Another Man’s Treasure
This is my second Ima Robot experience. Back in 2003 they set out a post-punk pop album, complete with a DRM system that turned me off to the otherwise exciting music. The band has gone through some personal and artistic changes, ditched the high tech gobbledygook, and headed in a new direction. Alex Ebert still leads on vocals with Timmy Anderson on guitar and flutes, but we find newcomer Filip Nikolic plugging it out on bass. The sound is radically different; it now recalls the early days of melodic electronics, sort of like a sweeter version of Gary Numan. Lyrics are involved, “Ruthless” covers religion, love, middle age, and for all I can tell the Tax Reform Act of 1986. In “Rough Night” things are even more spacey and driving, there’s an electro-drone as synthesized water drips in a cave and Ebert chants out his heart. The smell of green printed circuit cards and solder flux fills the air, it’s the over-conditioned air of a server farm and not the wide open spaces of Hobbiton that we’re visiting. “Life is Short” lives on a shadow carousel and “Shine Shine” sounds like one of those obscure ballads ’60s super groups would release on a 45. There’s a dark introspection in this collection, and Ima Robot broods fitfully over each idea.
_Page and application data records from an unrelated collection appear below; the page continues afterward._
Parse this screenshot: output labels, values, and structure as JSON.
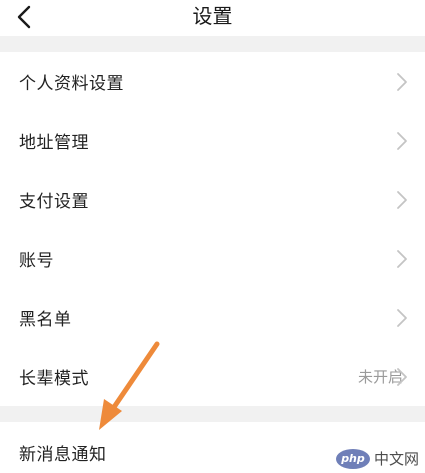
{
  "header": {
    "title": "设置",
    "back_icon": "chevron-left-icon"
  },
  "settings": {
    "items": [
      {
        "label": "个人资料设置",
        "icon": "chevron-right-icon"
      },
      {
        "label": "地址管理",
        "icon": "chevron-right-icon"
      },
      {
        "label": "支付设置",
        "icon": "chevron-right-icon"
      },
      {
        "label": "账号",
        "icon": "chevron-right-icon"
      },
      {
        "label": "黑名单",
        "icon": "chevron-right-icon"
      },
      {
        "label": "长辈模式",
        "status": "未开启",
        "icon": "chevron-right-icon"
      }
    ],
    "notification_item": {
      "label": "新消息通知"
    }
  },
  "annotation": {
    "arrow_color": "#ee8a3a"
  },
  "watermark": {
    "logo_text": "php",
    "site_text": "中文网"
  },
  "colors": {
    "section_gap": "#f1f1f1",
    "chevron": "#c4c4c4",
    "status_text": "#9a9a9a"
  }
}
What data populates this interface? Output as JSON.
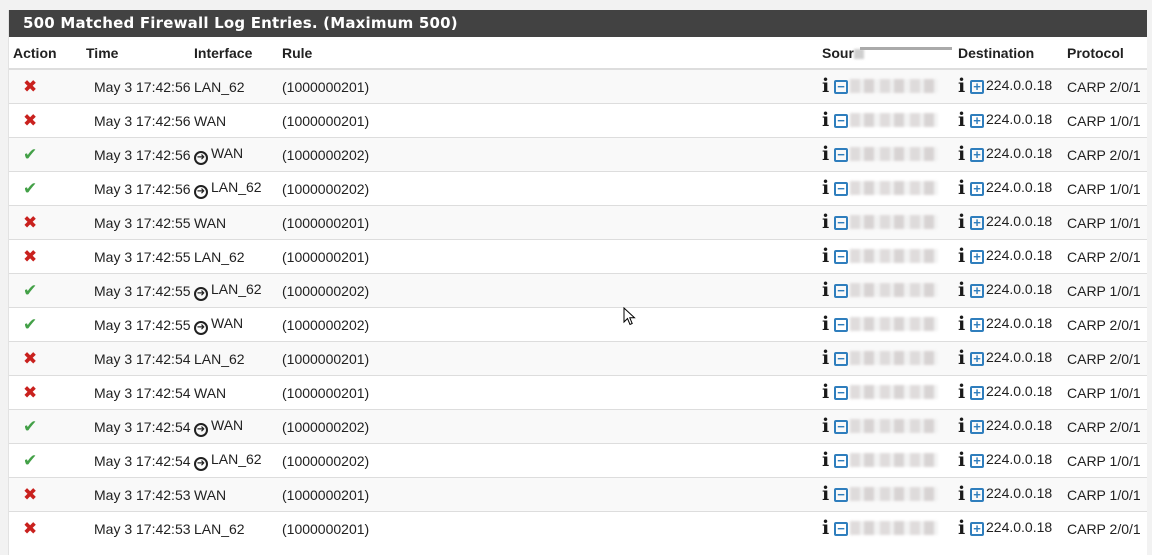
{
  "panel": {
    "title": "500 Matched Firewall Log Entries. (Maximum 500)"
  },
  "table": {
    "headers": {
      "action": "Action",
      "time": "Time",
      "interface": "Interface",
      "rule": "Rule",
      "source": "Sour",
      "destination": "Destination",
      "protocol": "Protocol"
    },
    "rows": [
      {
        "action": "block",
        "time": "May 3 17:42:56",
        "interface": "LAN_62",
        "direction_icon": false,
        "rule": "(1000000201)",
        "source": "[redacted]",
        "destination": "224.0.0.18",
        "protocol": "CARP 2/0/1"
      },
      {
        "action": "block",
        "time": "May 3 17:42:56",
        "interface": "WAN",
        "direction_icon": false,
        "rule": "(1000000201)",
        "source": "[redacted]",
        "destination": "224.0.0.18",
        "protocol": "CARP 1/0/1"
      },
      {
        "action": "pass",
        "time": "May 3 17:42:56",
        "interface": "WAN",
        "direction_icon": true,
        "rule": "(1000000202)",
        "source": "[redacted]",
        "destination": "224.0.0.18",
        "protocol": "CARP 2/0/1"
      },
      {
        "action": "pass",
        "time": "May 3 17:42:56",
        "interface": "LAN_62",
        "direction_icon": true,
        "rule": "(1000000202)",
        "source": "[redacted]",
        "destination": "224.0.0.18",
        "protocol": "CARP 1/0/1"
      },
      {
        "action": "block",
        "time": "May 3 17:42:55",
        "interface": "WAN",
        "direction_icon": false,
        "rule": "(1000000201)",
        "source": "[redacted]",
        "destination": "224.0.0.18",
        "protocol": "CARP 1/0/1"
      },
      {
        "action": "block",
        "time": "May 3 17:42:55",
        "interface": "LAN_62",
        "direction_icon": false,
        "rule": "(1000000201)",
        "source": "[redacted]",
        "destination": "224.0.0.18",
        "protocol": "CARP 2/0/1"
      },
      {
        "action": "pass",
        "time": "May 3 17:42:55",
        "interface": "LAN_62",
        "direction_icon": true,
        "rule": "(1000000202)",
        "source": "[redacted]",
        "destination": "224.0.0.18",
        "protocol": "CARP 1/0/1"
      },
      {
        "action": "pass",
        "time": "May 3 17:42:55",
        "interface": "WAN",
        "direction_icon": true,
        "rule": "(1000000202)",
        "source": "[redacted]",
        "destination": "224.0.0.18",
        "protocol": "CARP 2/0/1"
      },
      {
        "action": "block",
        "time": "May 3 17:42:54",
        "interface": "LAN_62",
        "direction_icon": false,
        "rule": "(1000000201)",
        "source": "[redacted]",
        "destination": "224.0.0.18",
        "protocol": "CARP 2/0/1"
      },
      {
        "action": "block",
        "time": "May 3 17:42:54",
        "interface": "WAN",
        "direction_icon": false,
        "rule": "(1000000201)",
        "source": "[redacted]",
        "destination": "224.0.0.18",
        "protocol": "CARP 1/0/1"
      },
      {
        "action": "pass",
        "time": "May 3 17:42:54",
        "interface": "WAN",
        "direction_icon": true,
        "rule": "(1000000202)",
        "source": "[redacted]",
        "destination": "224.0.0.18",
        "protocol": "CARP 2/0/1"
      },
      {
        "action": "pass",
        "time": "May 3 17:42:54",
        "interface": "LAN_62",
        "direction_icon": true,
        "rule": "(1000000202)",
        "source": "[redacted]",
        "destination": "224.0.0.18",
        "protocol": "CARP 1/0/1"
      },
      {
        "action": "block",
        "time": "May 3 17:42:53",
        "interface": "WAN",
        "direction_icon": false,
        "rule": "(1000000201)",
        "source": "[redacted]",
        "destination": "224.0.0.18",
        "protocol": "CARP 1/0/1"
      },
      {
        "action": "block",
        "time": "May 3 17:42:53",
        "interface": "LAN_62",
        "direction_icon": false,
        "rule": "(1000000201)",
        "source": "[redacted]",
        "destination": "224.0.0.18",
        "protocol": "CARP 2/0/1"
      }
    ]
  },
  "icons": {
    "block": "✖",
    "pass": "✔",
    "direction": "➜",
    "info": "i",
    "minus": "−",
    "plus": "+"
  },
  "colors": {
    "header_bg": "#424242",
    "block": "#c9211e",
    "pass": "#43a047",
    "link_blue": "#2f7ebd",
    "stripe": "#f9f9f9",
    "border": "#dddddd"
  }
}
It’s not the same as 2003, but then few of us are in the same head space as we were in 2003. This is music for our cowering new world.
Ima Robot: Imarobot.com